Marligen Biosciences (http://www.marligen.com ) has developed a multiplex TF assay that uses TF probes to determine changes in signaling pathways. The design of the multiplex TF assay is similar to our MIA-TF assay. Theoretically, the multiplex TF assay can be used to detect the activation of different TFs in a single sample by distinguishing between the reactions with different fluorescent microspheres or fluorescence-labeling probes, a useful design for multiple detections of TFs. Like the multiplex TFs assay, the MIA-TF method also can be used to determine the activation of different TFs using a single sample as long as it is combined with antibodies labeled with different fluorescent quantum dots. However, the MIA-TF method has more advantages than the multiplex TF assay. First, the sensitivity of the MIA-TF method was higher: the multiplex TFs assay needs at least 500 ng of nuclear extracts for the detection of TF activity according to the instructions, while the MIA-TF method detected the activity of TFs using 50 ng of nuclear extracts (Figure (Figure3).3). Although the multiplex TF assay can be used to perform the reactions in a microtiter plate when combined with the nuclear extraction kit, the MIA-TF assay directly measured the activity of TFs from the whole cell lysates in the 96-well microtiter plates. In addition, the multiplex TF assay method highlighted the differences between the TF-bound probe and the unbound probe by the addition of a "proprietary reagent" provided by the company. Without antibody recognition, this proprietary reagent could interfere with the TFs by nonspecific binding of certain DNA binding proteins. In comparison, analysis using the MIA-TF method provided sensitive and reliable detection of the activity of TFs.
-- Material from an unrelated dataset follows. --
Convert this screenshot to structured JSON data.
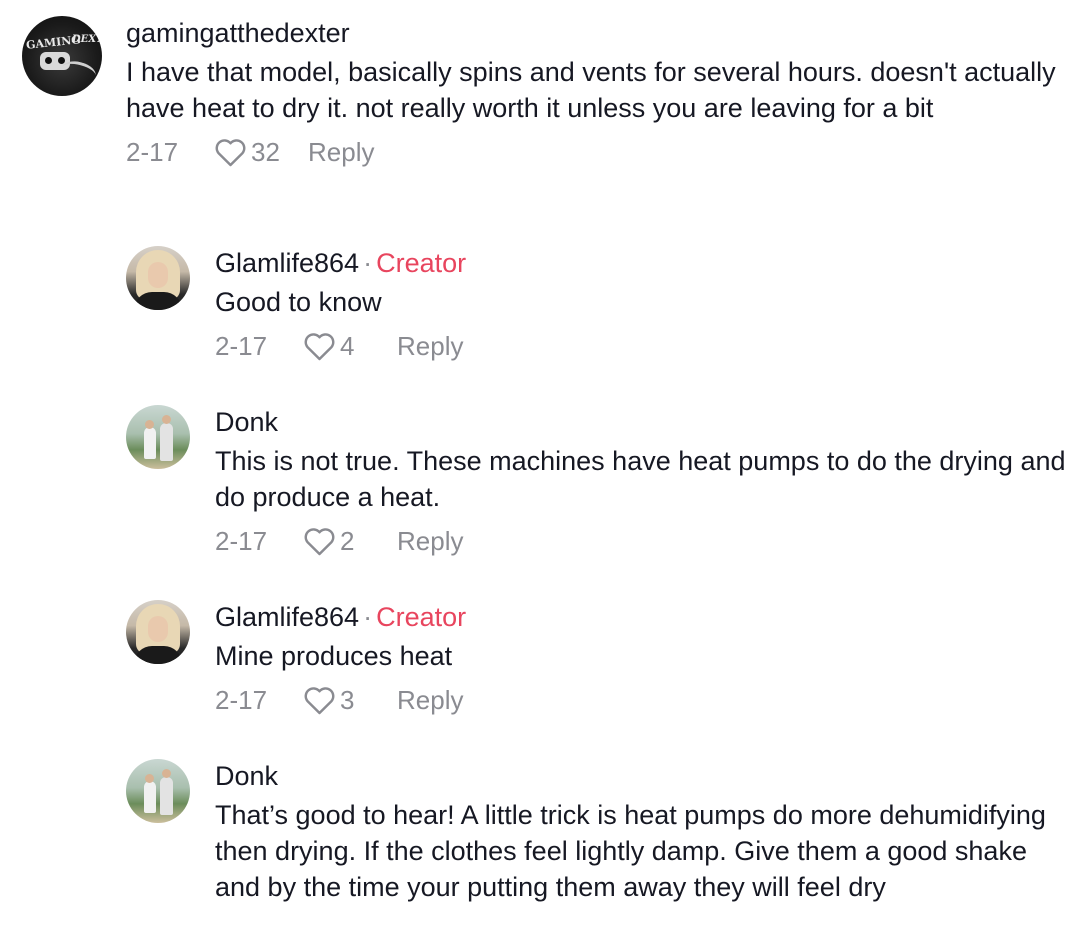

Previously, researchers developing microsphere-based assays used captured antibodies bound to an immobile phase on polystyrene microspheres for multiplexed assays of cytokines, antibodies, hormones, nucleic acids, viruses, and other biomolecules [22,23]. The new MIA-TF method we developed for TF detection shows potential in furthering progress in clinical analysis and drug screening. Overall, the MIA-TF method is a highly promising method for detecting the activity of TFs.